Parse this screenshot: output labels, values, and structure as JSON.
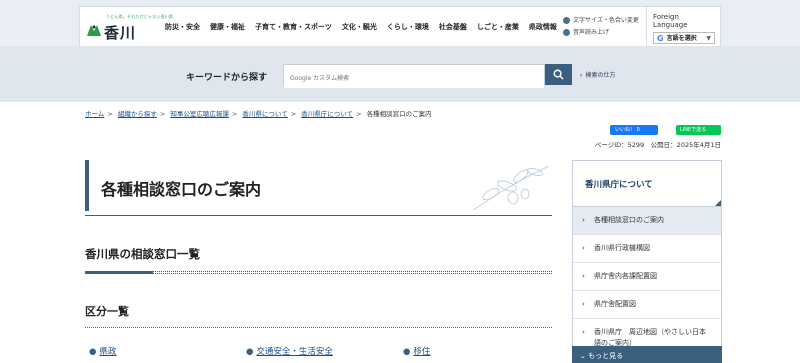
{
  "header": {
    "logo_tagline": "うどん県。それだけじゃない香川県",
    "logo_name": "香川県",
    "nav": [
      "防災・安全",
      "健康・福祉",
      "子育て・教育・スポーツ",
      "文化・観光",
      "くらし・環境",
      "社会基盤",
      "しごと・産業",
      "県政情報"
    ],
    "util": [
      "文字サイズ・色合い変更",
      "音声読み上げ"
    ],
    "foreign_label": "Foreign Language",
    "translate_label": "言語を選択"
  },
  "search": {
    "label": "キーワードから探す",
    "placeholder": "Google カスタム検索",
    "how_link": "検索の仕方"
  },
  "breadcrumb": {
    "items": [
      "ホーム",
      "組織から探す",
      "知事公室広聴広報課",
      "香川県について",
      "香川県庁について"
    ],
    "current": "各種相談窓口のご案内"
  },
  "share": {
    "facebook": "いいね！ 0",
    "line": "LINEで送る"
  },
  "page_info": "ページID：5299　公開日：2025年4月1日",
  "page_title": "各種相談窓口のご案内",
  "section_heading": "香川県の相談窓口一覧",
  "subsection_heading": "区分一覧",
  "categories": [
    "県政",
    "交通安全・生活安全",
    "移住"
  ],
  "sidebar": {
    "title": "香川県庁について",
    "items": [
      "各種相談窓口のご案内",
      "香川県行政機構図",
      "県庁舎内各課配置図",
      "県庁舎配置図",
      "香川県庁　周辺地図（やさしい日本語のご案内）"
    ],
    "more": "もっと見る"
  }
}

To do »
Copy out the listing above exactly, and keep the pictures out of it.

Reply to the exercise »
Parse this screenshot: output labels, values, and structure as JSON.
{
  "header": {
    "logo_tagline": "うどん県。それだけじゃない香川県",
    "logo_name": "香川県",
    "nav": [
      "防災・安全",
      "健康・福祉",
      "子育て・教育・スポーツ",
      "文化・観光",
      "くらし・環境",
      "社会基盤",
      "しごと・産業",
      "県政情報"
    ],
    "util": [
      "文字サイズ・色合い変更",
      "音声読み上げ"
    ],
    "foreign_label": "Foreign Language",
    "translate_label": "言語を選択"
  },
  "search": {
    "label": "キーワードから探す",
    "placeholder": "Google カスタム検索",
    "how_link": "検索の仕方"
  },
  "breadcrumb": {
    "items": [
      "ホーム",
      "組織から探す",
      "知事公室広聴広報課",
      "香川県について",
      "香川県庁について"
    ],
    "current": "各種相談窓口のご案内"
  },
  "share": {
    "facebook": "いいね！ 0",
    "line": "LINEで送る"
  },
  "page_info": "ページID：5299　公開日：2025年4月1日",
  "page_title": "各種相談窓口のご案内",
  "section_heading": "香川県の相談窓口一覧",
  "subsection_heading": "区分一覧",
  "categories": [
    "県政",
    "交通安全・生活安全",
    "移住"
  ],
  "sidebar": {
    "title": "香川県庁について",
    "items": [
      "各種相談窓口のご案内",
      "香川県行政機構図",
      "県庁舎内各課配置図",
      "県庁舎配置図",
      "香川県庁　周辺地図（やさしい日本語のご案内）"
    ],
    "more": "もっと見る"
  }
}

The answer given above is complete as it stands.